> _Aim of the task_:
Go through the data line by line. Copy each one holding the string "VLOOKUP".
•••
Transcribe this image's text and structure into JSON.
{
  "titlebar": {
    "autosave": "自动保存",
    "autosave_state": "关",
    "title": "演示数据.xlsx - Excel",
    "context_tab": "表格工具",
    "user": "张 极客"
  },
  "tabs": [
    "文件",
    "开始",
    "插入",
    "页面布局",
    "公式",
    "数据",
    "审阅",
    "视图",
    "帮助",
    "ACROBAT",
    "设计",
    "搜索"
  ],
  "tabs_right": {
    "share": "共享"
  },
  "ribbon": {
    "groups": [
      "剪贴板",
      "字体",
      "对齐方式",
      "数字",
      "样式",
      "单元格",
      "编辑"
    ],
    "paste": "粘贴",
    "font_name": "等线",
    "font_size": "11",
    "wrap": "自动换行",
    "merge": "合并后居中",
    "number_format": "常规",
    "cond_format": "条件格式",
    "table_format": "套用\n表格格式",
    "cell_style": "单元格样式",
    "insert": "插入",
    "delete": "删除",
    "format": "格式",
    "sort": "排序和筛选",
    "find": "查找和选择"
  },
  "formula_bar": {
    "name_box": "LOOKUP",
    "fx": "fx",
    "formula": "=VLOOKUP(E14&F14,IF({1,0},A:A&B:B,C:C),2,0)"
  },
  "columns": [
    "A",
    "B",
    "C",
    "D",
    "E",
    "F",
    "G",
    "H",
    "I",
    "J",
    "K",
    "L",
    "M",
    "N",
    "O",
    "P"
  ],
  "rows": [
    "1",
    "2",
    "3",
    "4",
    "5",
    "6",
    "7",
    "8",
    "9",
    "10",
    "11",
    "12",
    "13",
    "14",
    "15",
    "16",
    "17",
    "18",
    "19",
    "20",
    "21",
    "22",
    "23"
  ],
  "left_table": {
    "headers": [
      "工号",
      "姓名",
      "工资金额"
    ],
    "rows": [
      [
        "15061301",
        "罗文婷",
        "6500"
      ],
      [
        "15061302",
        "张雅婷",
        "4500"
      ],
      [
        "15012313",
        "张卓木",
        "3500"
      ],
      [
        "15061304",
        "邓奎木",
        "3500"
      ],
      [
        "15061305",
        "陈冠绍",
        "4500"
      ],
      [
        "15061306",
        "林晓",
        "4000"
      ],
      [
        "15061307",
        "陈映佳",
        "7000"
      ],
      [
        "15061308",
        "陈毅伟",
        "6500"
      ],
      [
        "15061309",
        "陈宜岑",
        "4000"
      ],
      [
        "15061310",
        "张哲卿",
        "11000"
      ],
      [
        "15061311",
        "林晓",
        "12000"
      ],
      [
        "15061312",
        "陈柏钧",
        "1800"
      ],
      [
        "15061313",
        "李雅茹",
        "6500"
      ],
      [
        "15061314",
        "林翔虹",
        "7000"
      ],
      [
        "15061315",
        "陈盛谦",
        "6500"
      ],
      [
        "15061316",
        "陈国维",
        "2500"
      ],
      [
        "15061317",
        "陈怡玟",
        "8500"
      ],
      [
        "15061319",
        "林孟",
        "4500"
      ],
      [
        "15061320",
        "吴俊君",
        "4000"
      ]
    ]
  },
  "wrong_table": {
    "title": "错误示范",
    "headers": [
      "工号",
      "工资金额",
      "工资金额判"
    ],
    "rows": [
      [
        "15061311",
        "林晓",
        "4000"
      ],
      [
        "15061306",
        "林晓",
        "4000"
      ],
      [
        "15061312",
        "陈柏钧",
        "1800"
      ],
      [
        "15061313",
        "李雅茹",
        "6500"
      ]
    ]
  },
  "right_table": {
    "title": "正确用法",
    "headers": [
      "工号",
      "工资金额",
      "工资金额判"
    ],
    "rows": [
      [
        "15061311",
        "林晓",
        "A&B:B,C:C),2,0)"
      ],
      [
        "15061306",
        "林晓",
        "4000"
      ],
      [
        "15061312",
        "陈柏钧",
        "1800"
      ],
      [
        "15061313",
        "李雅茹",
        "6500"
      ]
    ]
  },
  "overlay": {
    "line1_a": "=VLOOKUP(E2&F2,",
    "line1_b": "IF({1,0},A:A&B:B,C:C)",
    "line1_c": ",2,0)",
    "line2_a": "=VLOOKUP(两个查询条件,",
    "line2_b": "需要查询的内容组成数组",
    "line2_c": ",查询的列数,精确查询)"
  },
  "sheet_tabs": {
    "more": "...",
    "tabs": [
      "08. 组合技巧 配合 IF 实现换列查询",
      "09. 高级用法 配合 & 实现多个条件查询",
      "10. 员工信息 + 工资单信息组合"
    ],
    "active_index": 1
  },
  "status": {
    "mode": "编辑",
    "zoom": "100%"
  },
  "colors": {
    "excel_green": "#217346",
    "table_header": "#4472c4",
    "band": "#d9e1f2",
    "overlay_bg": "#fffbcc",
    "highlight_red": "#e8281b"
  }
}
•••
> _Result for this task_:
    "formula": "=VLOOKUP(E14&F14,IF({1,0},A:A&B:B,C:C),2,0)"
    "line1_a": "=VLOOKUP(E2&F2,",
    "line2_a": "=VLOOKUP(两个查询条件,",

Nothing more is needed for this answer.